Have you ever wondered why our world is green? For decades, the most accepted answer has been that predators control herbivores, allowing plants to flourish. But is that really so? ERC grantee Katerina Sam at the Biology Centre of the Academy of Sciences in the Czech Republic is testing novel aspects of this ‘green world hypothesis’ to get a more realistic answer. Her work has important implications for protecting our planet’s biodiversity.
Why do children believe in Santa Claus, and how could Christmas rituals bring us closer together in the current pandemic crisis? By exploring the fundamental causes and consequences of cultural rituals, ERC grantee Harvey Whitehouse at the University of Oxford could provide answers to these questions. His research seeks to help policymakers tackle major global challenges such as COVID-19, terrorism and climate change.

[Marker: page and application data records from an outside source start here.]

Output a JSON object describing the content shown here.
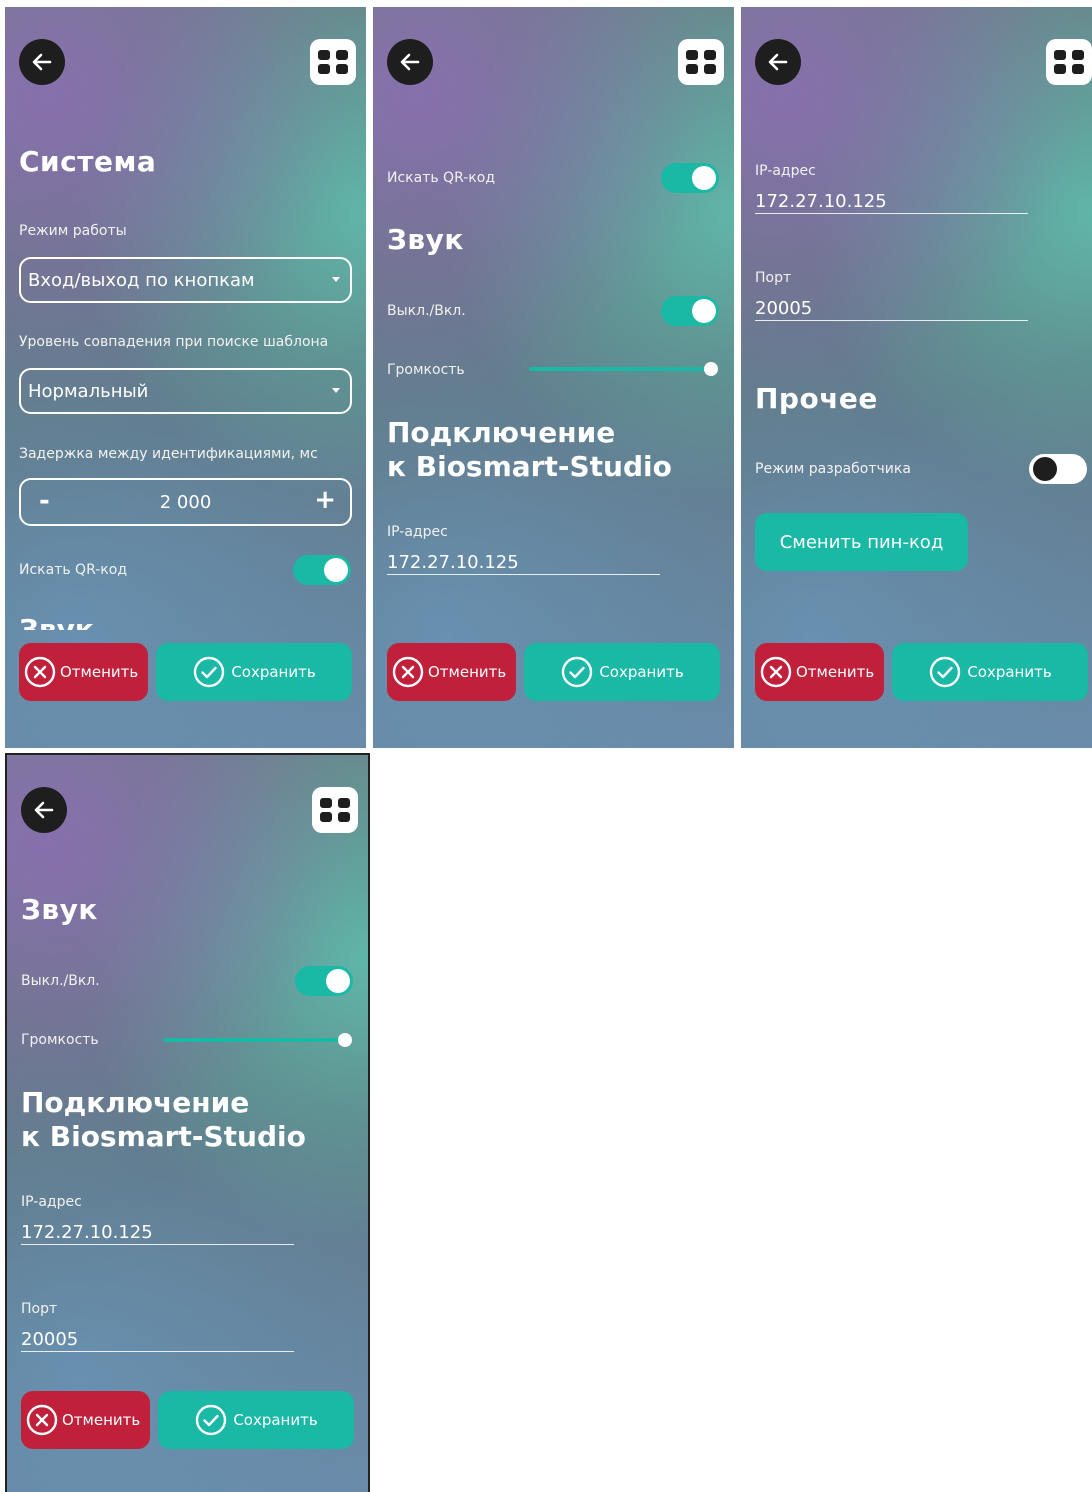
{
  "common": {
    "cancel_label": "Отменить",
    "save_label": "Сохранить",
    "accent_color": "#19b9a6",
    "cancel_color": "#c0203a",
    "back_icon": "arrow-left-icon",
    "menu_icon": "grid-menu-icon"
  },
  "screen1": {
    "title": "Система",
    "mode_label": "Режим работы",
    "mode_value": "Вход/выход по кнопкам",
    "match_label": "Уровень совпадения при поиске шаблона",
    "match_value": "Нормальный",
    "delay_label": "Задержка между идентификациями, мс",
    "delay_value": "2 000",
    "delay_minus": "-",
    "delay_plus": "+",
    "qr_label": "Искать QR-код",
    "qr_on": true,
    "clipped_heading": "Звук"
  },
  "screen2": {
    "qr_label": "Искать QR-код",
    "sound_title": "Звук",
    "sound_toggle_label": "Выкл./Вкл.",
    "volume_label": "Громкость",
    "volume_level": 1.0,
    "connection_title_line1": "Подключение",
    "connection_title_line2": "к Biosmart-Studio",
    "ip_label": "IP-адрес",
    "ip_value": "172.27.10.125"
  },
  "screen3": {
    "ip_label": "IP-адрес",
    "ip_value": "172.27.10.125",
    "port_label": "Порт",
    "port_value": "20005",
    "other_title": "Прочее",
    "dev_mode_label": "Режим разработчика",
    "dev_mode_on": false,
    "change_pin_label": "Сменить пин-код"
  },
  "screen4": {
    "sound_title": "Звук",
    "sound_toggle_label": "Выкл./Вкл.",
    "volume_label": "Громкость",
    "volume_level": 1.0,
    "connection_title_line1": "Подключение",
    "connection_title_line2": "к Biosmart-Studio",
    "ip_label": "IP-адрес",
    "ip_value": "172.27.10.125",
    "port_label": "Порт",
    "port_value": "20005"
  }
}
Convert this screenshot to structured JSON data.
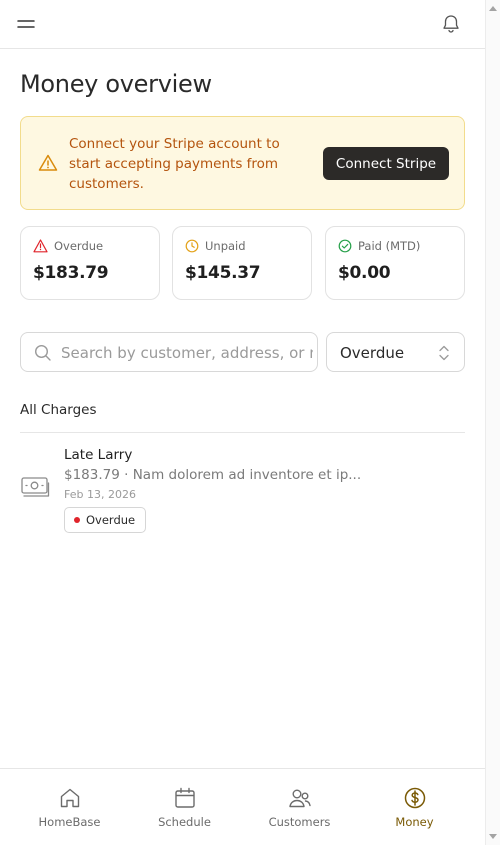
{
  "header": {
    "menu_icon": "menu-icon",
    "bell_icon": "bell-icon"
  },
  "page": {
    "title": "Money overview"
  },
  "banner": {
    "icon": "warning-icon",
    "text": "Connect your Stripe account to start accepting payments from customers.",
    "button_label": "Connect Stripe",
    "text_color": "#b4540e",
    "background": "#fef8e1"
  },
  "stats": [
    {
      "label": "Overdue",
      "value": "$183.79",
      "icon": "alert-triangle-icon",
      "color": "#e0242b"
    },
    {
      "label": "Unpaid",
      "value": "$145.37",
      "icon": "clock-icon",
      "color": "#e3a21a"
    },
    {
      "label": "Paid (MTD)",
      "value": "$0.00",
      "icon": "check-circle-icon",
      "color": "#27a04a"
    }
  ],
  "search": {
    "placeholder": "Search by customer, address, or n",
    "value": ""
  },
  "filter": {
    "selected": "Overdue"
  },
  "charges": {
    "section_title": "All Charges",
    "items": [
      {
        "name": "Late Larry",
        "description": "$183.79 · Nam dolorem ad inventore et ip...",
        "date": "Feb 13, 2026",
        "status": "Overdue",
        "icon": "cash-icon"
      }
    ]
  },
  "nav": {
    "items": [
      {
        "label": "HomeBase",
        "icon": "home-icon"
      },
      {
        "label": "Schedule",
        "icon": "calendar-icon"
      },
      {
        "label": "Customers",
        "icon": "users-icon"
      },
      {
        "label": "Money",
        "icon": "dollar-circle-icon",
        "active": true
      }
    ],
    "active_color": "#7a5a06"
  }
}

War and post-war periods have a strong impact on the life of people, but women are often invisible in the historical accounts relating them. ERC grantee Marta Verginella at the University of Ljubljana in Slovenia explores the position of women in post-war times and the role that they played in border areas in the North-Eastern Adriatic area.
What holds Europe together? In the face of economic instability, shifting political trends and a global pandemic, this question comes to mind more and more often. ERC grantee Anelia Kassabova is part of a team of four researchers who, in 2019, won a Synergy Grant to investigate this issue and find what really ‘unites us in diversity’.
By the end of the 21st century, sea levels are estimated to rise between 40 and 60 centimetres worldwide. Coping with this will be a major challenge for many European coastal communities. ERC grantee Jadranka Šepić at the University of Split in Croatia is investigating how climate change will affect the strength and frequency of tsunami-like flooding events along European coastlines. Her research could help coastal communities prepare better for future challenges.
Beans, peas, lentils and other legumes are key elements in a balanced diet as they are a source of high-quality proteins. ERC grantee Jens Stougaard leads one of the most prominent research groups in legume science whose results may have long-term implications for sustainable agriculture and food security.
Researchers from anywhere in the world can apply for European Research Council grants, provided the research they undertake will be carried out in an EU Member State or Associated Country. But how and why would researchers from far flung countries hope to win ERC grants? Two Australian ERC Grant recipients share their experiences and motivation.
Corals are one of the most beautiful and fascinating ecosystems in the world. However, due to rising sea temperatures, pollution and ocean acidification, they are also one of the most threatened. Pioneering work of ERC grantee Tali Mass shows that corals might be less vulnerable to some of these changes in their environment than previously thought, bringing new hope for their conservation.
Some COVID-19 patients have low oxygen levels without being aware of it. This ‘silent hypoxia’ puzzles clinicians. We talked about this with Sir Peter Ratcliffe, who was awarded the Nobel Prize in Medicine last year for his “discoveries of how cells sense and adapt to oxygen availability.” Professor Ratcliffe is a Distinguished Scholar of the Ludwig Institute for Cancer Research and Director for the Target Discovery Institute at Oxford University, as well as Director of Clinical Research at the Francis Crick Institute in London. The European Research Council has supported the groundbreaking work of Professor Ratcliffe for five years from 2008 to 2013.